Hi Phil, where are your from? We’d love to hear about how your background has played a role in who you are today?
I was born in the small medieval town of Chinon, France. My sisters and I were raised in a family of artists and small entrepreneurs. We were very fortunate to benefit from a strong classical education: literature, history, music, painting, languages, etc. Many of my childhood memories have to do with reading books on the floor of our living room, while listening to Bach and other classical composers. Most of my family was into playing classical music. My father was a photographer; my grand-father (who raised me till I was 5) was a motorcycle mechanic. Today, I make a living as a web designer and photographer, and my only mode of transportation is my motorcycle. That’s how impactful my upbringing was. France has such a rich artistic heritage and tradition, there is always a point of contact with art and history, wherever you go, whatever you do and learn. I am a case of split identity: I deeply love America, where I moved 25 years ago, but I could never separate myself from my French heritage.
Can you open up a bit about your work and career? We’re big fans and we’d love for our community to learn more about your work.
There are so many extremely talented artists who have mastered their craft to the nth degree, I can’t say: “I have set myself apart because…”. I always feel like a student, and I am constantly in awe at the work created by accomplished professionals. I used to compare myself to “my betters”. I have somewhat overcome this challenge by focusing instead on conveying the message I want to convey, at a level of technical proficiency that feels good to those involved. By way of examples, when I am working in post-production on a portrait shot, I look at the work in terms of “Does this make the person look (quality I see)?”. In my web design work, I strive to make my corporate client look “better” than the competition, and to help them make more money. I shoot real-estate. A house has to look spacious, open, welcoming, ready to become someone’s home. Typical challenges are cramped space and stark contrast in lighting. These are resolved with proper shooting techniques, post-prod work, and knowing your client. When I shoot architectural work, the challenges are completely different, we don’t focus on the same aspects. What makes this building special? I discuss with the architect to find out. A lesson I learned in portrait photography: I only photograph people whose story I connect with. If this connection doesn’t happen quickly, I turn down the shoot. Better leave the money on the table. I don’t photograph babies, for instance. A photographic legacy I would want to build would be portraits of Pastors doing the work of God. I would also like to leave behind a few good photos of poignant humanity transcending hardship and misery. And I love to photograph musicians, so more of this.
Let’s say your best friend was visiting the area and you wanted to show them the best time ever. Where would you take them? Give us a little itinerary – say it was a week long trip, where would you eat, drink, visit, hang out, etc.

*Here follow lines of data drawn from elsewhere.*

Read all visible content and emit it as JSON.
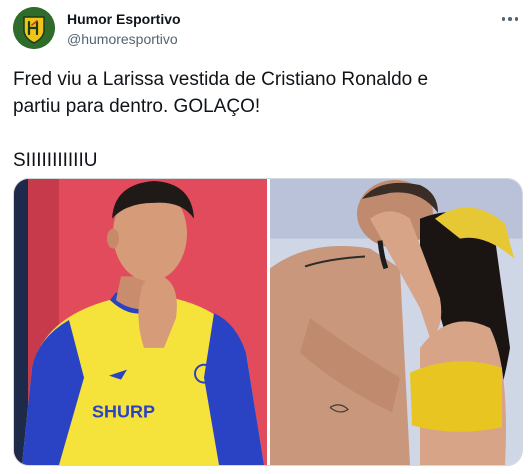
{
  "author": {
    "display_name": "Humor Esportivo",
    "handle": "@humoresportivo",
    "avatar_letters": "HE"
  },
  "tweet": {
    "text": "Fred viu a Larissa vestida de Cristiano Ronaldo e\npartiu para dentro. GOLAÇO!\n\nSIIIIIIIIIIIU"
  },
  "media": {
    "left_photo": {
      "jersey_text": "SHURP",
      "colors": {
        "jersey": "#f5e23a",
        "jersey_trim": "#2a43c4",
        "background": "#e24b5c"
      }
    },
    "right_photo": {
      "colors": {
        "background": "#cfd6e6",
        "top": "#e9c522",
        "bandana": "#e5c834"
      }
    }
  },
  "icons": [
    "more-options-icon"
  ]
}
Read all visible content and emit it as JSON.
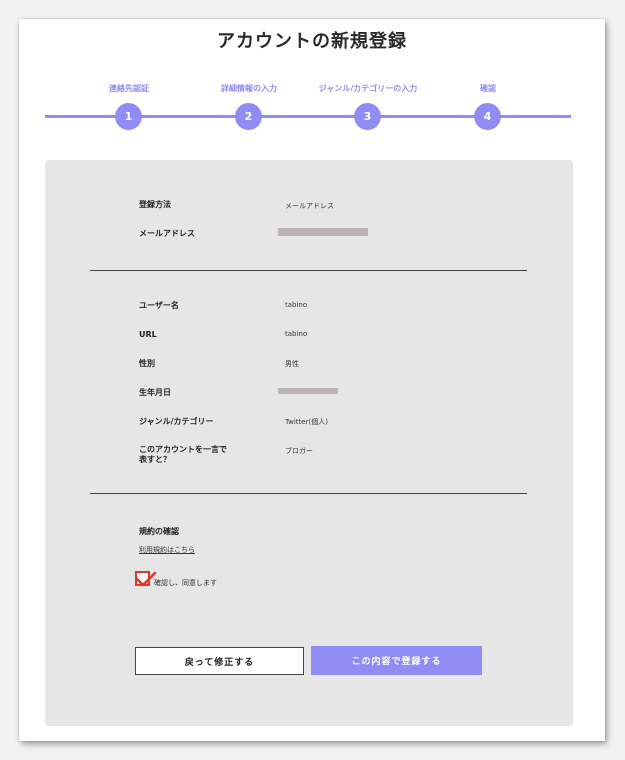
{
  "page_title": "アカウントの新規登録",
  "steps": [
    {
      "label": "連絡先認証",
      "number": "1"
    },
    {
      "label": "詳細情報の入力",
      "number": "2"
    },
    {
      "label": "ジャンル/カテゴリーの入力",
      "number": "3"
    },
    {
      "label": "確認",
      "number": "4"
    }
  ],
  "account_section": {
    "registration_method": {
      "label": "登録方法",
      "value": "メールアドレス"
    },
    "email": {
      "label": "メールアドレス",
      "value_redacted": true
    }
  },
  "profile_section": {
    "username": {
      "label": "ユーザー名",
      "value": "tabino"
    },
    "url": {
      "label": "URL",
      "value": "tabino"
    },
    "gender": {
      "label": "性別",
      "value": "男性"
    },
    "birthdate": {
      "label": "生年月日",
      "value_redacted": true
    },
    "genre": {
      "label": "ジャンル/カテゴリー",
      "value": "Twitter(個人)"
    },
    "one_word": {
      "label": "このアカウントを一言で表すと？",
      "value": "ブロガー"
    }
  },
  "terms": {
    "title": "規約の確認",
    "link": "利用規約はこちら",
    "agree_label": "確認し、同意します",
    "agreed": true
  },
  "buttons": {
    "back": "戻って修正する",
    "submit": "この内容で登録する"
  },
  "colors": {
    "accent": "#8f8cf3",
    "card_bg": "#e6e6e6",
    "check": "#e0352b"
  }
}
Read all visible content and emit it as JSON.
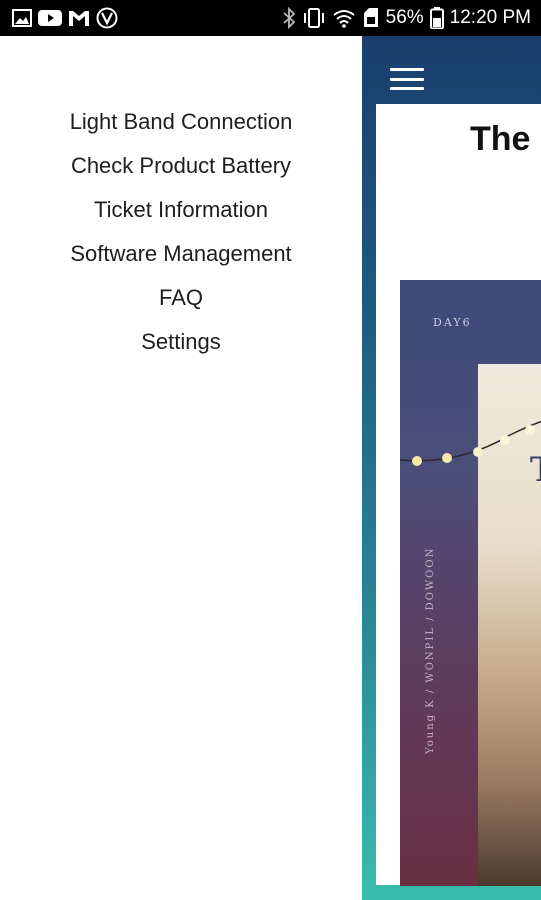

I would first consult the druthers of my friend. If he would give me free rein, we would hop on my motorcycle, and I would show him our Arizonan nature: Sonoita, Keat Peak, Tonto Forest, Mount Lemmon, Dragoon and Cochise Stronghold, the Tucson Mountain Park. In no particular order, mostly depending on weather and temperatures. It’s not in my nature to do itineraries, so we would probably ride around Tucson to show him some of the older neighborhoods, and stop here and there to eat Mexican food, some Chinese food too. I would stop in small taquerias, and other spots like El Charro Cafe and Taco Giro. I would want him to taste some good BBQ too, like Brushfire Grilll or Ken’s Hardwood BBQ Truck. For Chinese, I would go with Ba Dar and The Panda House on 6th Ave. I don’t drink alcohol, but if he wanted a beer, I would probably go to Barrio Brewing & Co. For a steak night, I would go to Lil’ Abner, and to the Steak Out Restaurant in Sonoita (with a good local blue grass band). Places I would want them to visit in Tucson: the Pima Air & Space Museum, San Xavier Del Bac, the Botanical Gardens. If we had time, we would ride to Winslow to “stand on the corner”. And given enough time, we would ride to Lake Havasu. I would also want to get him on a horse at Sunkist Stables, and go around the back of Catalina. Depending on the time of the year, I would check on attending a pow-wow on the Indian Reservation, and a car show in downtown Tucson.
Shoutout is all about shouting out others who you feel deserve additional recognition and exposure. Who would you like to shoutout?
This would have to be my mother. My mother’s footprint is intricately woven in my development and my life. She was the one to tend to my education and instruction day after day, to instill core values and help me develop them, to encourage me when I wasn’t up to standards, to show me the right way when I was on the wrong path. If my father was instrumental in helping me to aim for quality and excellence, my mother was the one who walked with me step-by-step along the way. She paid the price for what I have gained. She also had a foundational influence in my faith in God.